## Problem requirements
Keeping each word and mark in place, write out the full listing once more.

Given data below:

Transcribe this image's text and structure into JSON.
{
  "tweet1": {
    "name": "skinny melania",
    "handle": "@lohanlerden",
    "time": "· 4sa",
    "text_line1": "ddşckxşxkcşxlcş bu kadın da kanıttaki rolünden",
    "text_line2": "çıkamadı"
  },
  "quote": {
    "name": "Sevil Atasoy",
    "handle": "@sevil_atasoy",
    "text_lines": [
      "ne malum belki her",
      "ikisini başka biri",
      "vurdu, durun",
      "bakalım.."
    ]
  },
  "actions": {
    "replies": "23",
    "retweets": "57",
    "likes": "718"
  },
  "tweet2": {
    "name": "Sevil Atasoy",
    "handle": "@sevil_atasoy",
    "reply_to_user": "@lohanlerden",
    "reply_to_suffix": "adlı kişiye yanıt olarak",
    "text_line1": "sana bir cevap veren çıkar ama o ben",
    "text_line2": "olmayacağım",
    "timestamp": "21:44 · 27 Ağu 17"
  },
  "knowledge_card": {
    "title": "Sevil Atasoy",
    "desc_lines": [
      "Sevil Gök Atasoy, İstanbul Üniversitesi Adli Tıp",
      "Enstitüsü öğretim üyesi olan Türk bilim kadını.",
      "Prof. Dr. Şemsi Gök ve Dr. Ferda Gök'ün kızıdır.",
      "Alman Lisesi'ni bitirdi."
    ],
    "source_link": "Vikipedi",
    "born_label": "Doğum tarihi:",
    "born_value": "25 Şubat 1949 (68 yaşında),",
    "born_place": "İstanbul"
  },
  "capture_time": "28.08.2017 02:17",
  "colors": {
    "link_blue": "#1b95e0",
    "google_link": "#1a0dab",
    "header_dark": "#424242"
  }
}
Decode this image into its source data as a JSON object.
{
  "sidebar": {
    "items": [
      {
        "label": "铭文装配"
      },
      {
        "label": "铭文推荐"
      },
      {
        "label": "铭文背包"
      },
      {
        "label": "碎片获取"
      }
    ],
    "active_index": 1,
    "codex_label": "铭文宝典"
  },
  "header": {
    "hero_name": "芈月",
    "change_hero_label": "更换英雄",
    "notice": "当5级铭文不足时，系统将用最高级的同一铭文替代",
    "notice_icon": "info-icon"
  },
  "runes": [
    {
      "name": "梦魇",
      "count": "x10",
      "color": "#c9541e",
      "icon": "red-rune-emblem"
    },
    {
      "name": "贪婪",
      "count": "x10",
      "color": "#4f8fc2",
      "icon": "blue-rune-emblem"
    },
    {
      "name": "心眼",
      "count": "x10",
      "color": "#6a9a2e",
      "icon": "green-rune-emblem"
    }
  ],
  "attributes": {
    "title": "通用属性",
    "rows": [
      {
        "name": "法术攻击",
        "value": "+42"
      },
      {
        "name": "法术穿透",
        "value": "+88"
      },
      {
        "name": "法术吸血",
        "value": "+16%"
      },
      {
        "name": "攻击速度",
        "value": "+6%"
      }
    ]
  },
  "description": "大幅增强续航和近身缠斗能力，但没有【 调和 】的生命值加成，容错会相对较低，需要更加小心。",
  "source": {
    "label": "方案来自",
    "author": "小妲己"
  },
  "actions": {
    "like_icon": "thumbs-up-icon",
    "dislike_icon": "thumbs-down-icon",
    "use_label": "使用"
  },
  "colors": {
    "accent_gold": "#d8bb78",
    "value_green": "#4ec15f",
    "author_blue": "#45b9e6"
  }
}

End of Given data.

## Result of the exercise
Transcribe this image's text and structure into JSON.
{
  "tweet1": {
    "name": "skinny melania",
    "handle": "@lohanlerden",
    "time": "· 4sa",
    "text_line1": "ddşckxşxkcşxlcş bu kadın da kanıttaki rolünden",
    "text_line2": "çıkamadı"
  },
  "quote": {
    "name": "Sevil Atasoy",
    "handle": "@sevil_atasoy",
    "text_lines": [
      "ne malum belki her",
      "ikisini başka biri",
      "vurdu, durun",
      "bakalım.."
    ]
  },
  "actions": {
    "replies": "23",
    "retweets": "57",
    "likes": "718"
  },
  "tweet2": {
    "name": "Sevil Atasoy",
    "handle": "@sevil_atasoy",
    "reply_to_user": "@lohanlerden",
    "reply_to_suffix": "adlı kişiye yanıt olarak",
    "text_line1": "sana bir cevap veren çıkar ama o ben",
    "text_line2": "olmayacağım",
    "timestamp": "21:44 · 27 Ağu 17"
  },
  "knowledge_card": {
    "title": "Sevil Atasoy",
    "desc_lines": [
      "Sevil Gök Atasoy, İstanbul Üniversitesi Adli Tıp",
      "Enstitüsü öğretim üyesi olan Türk bilim kadını.",
      "Prof. Dr. Şemsi Gök ve Dr. Ferda Gök'ün kızıdır.",
      "Alman Lisesi'ni bitirdi."
    ],
    "source_link": "Vikipedi",
    "born_label": "Doğum tarihi:",
    "born_value": "25 Şubat 1949 (68 yaşında),",
    "born_place": "İstanbul"
  },
  "capture_time": "28.08.2017 02:17",
  "colors": {
    "link_blue": "#1b95e0",
    "google_link": "#1a0dab",
    "header_dark": "#424242"
  }
}
Decode this image into its source data as a JSON object.
{
  "sidebar": {
    "items": [
      {
        "label": "铭文装配"
      },
      {
        "label": "铭文推荐"
      },
      {
        "label": "铭文背包"
      },
      {
        "label": "碎片获取"
      }
    ],
    "active_index": 1,
    "codex_label": "铭文宝典"
  },
  "header": {
    "hero_name": "芈月",
    "change_hero_label": "更换英雄",
    "notice": "当5级铭文不足时，系统将用最高级的同一铭文替代",
    "notice_icon": "info-icon"
  },
  "runes": [
    {
      "name": "梦魇",
      "count": "x10",
      "color": "#c9541e",
      "icon": "red-rune-emblem"
    },
    {
      "name": "贪婪",
      "count": "x10",
      "color": "#4f8fc2",
      "icon": "blue-rune-emblem"
    },
    {
      "name": "心眼",
      "count": "x10",
      "color": "#6a9a2e",
      "icon": "green-rune-emblem"
    }
  ],
  "attributes": {
    "title": "通用属性",
    "rows": [
      {
        "name": "法术攻击",
        "value": "+42"
      },
      {
        "name": "法术穿透",
        "value": "+88"
      },
      {
        "name": "法术吸血",
        "value": "+16%"
      },
      {
        "name": "攻击速度",
        "value": "+6%"
      }
    ]
  },
  "description": "大幅增强续航和近身缠斗能力，但没有【 调和 】的生命值加成，容错会相对较低，需要更加小心。",
  "source": {
    "label": "方案来自",
    "author": "小妲己"
  },
  "actions": {
    "like_icon": "thumbs-up-icon",
    "dislike_icon": "thumbs-down-icon",
    "use_label": "使用"
  },
  "colors": {
    "accent_gold": "#d8bb78",
    "value_green": "#4ec15f",
    "author_blue": "#45b9e6"
  }
}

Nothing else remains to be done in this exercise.